*Records provided*:
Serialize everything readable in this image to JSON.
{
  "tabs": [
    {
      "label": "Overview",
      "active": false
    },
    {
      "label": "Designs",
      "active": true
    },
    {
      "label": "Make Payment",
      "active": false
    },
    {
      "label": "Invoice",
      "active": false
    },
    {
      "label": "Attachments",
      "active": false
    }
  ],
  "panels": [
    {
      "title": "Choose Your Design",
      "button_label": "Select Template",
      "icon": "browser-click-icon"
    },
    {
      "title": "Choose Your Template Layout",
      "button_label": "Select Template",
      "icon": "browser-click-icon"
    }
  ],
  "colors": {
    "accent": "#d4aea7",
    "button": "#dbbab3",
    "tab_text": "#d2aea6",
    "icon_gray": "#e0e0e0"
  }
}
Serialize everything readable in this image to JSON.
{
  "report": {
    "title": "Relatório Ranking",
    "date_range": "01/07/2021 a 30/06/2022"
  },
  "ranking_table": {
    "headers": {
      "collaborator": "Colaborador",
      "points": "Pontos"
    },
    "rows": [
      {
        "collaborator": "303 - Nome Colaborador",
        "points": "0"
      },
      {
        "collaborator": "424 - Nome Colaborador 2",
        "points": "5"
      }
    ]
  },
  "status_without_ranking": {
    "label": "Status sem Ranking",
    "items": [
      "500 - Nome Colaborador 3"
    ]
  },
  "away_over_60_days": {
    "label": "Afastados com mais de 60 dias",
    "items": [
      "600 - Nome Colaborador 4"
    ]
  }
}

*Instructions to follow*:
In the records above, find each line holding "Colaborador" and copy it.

*Completed exercise*:
      "collaborator": "Colaborador",
        "collaborator": "303 - Nome Colaborador",
        "collaborator": "424 - Nome Colaborador 2",
      "500 - Nome Colaborador 3"
      "600 - Nome Colaborador 4"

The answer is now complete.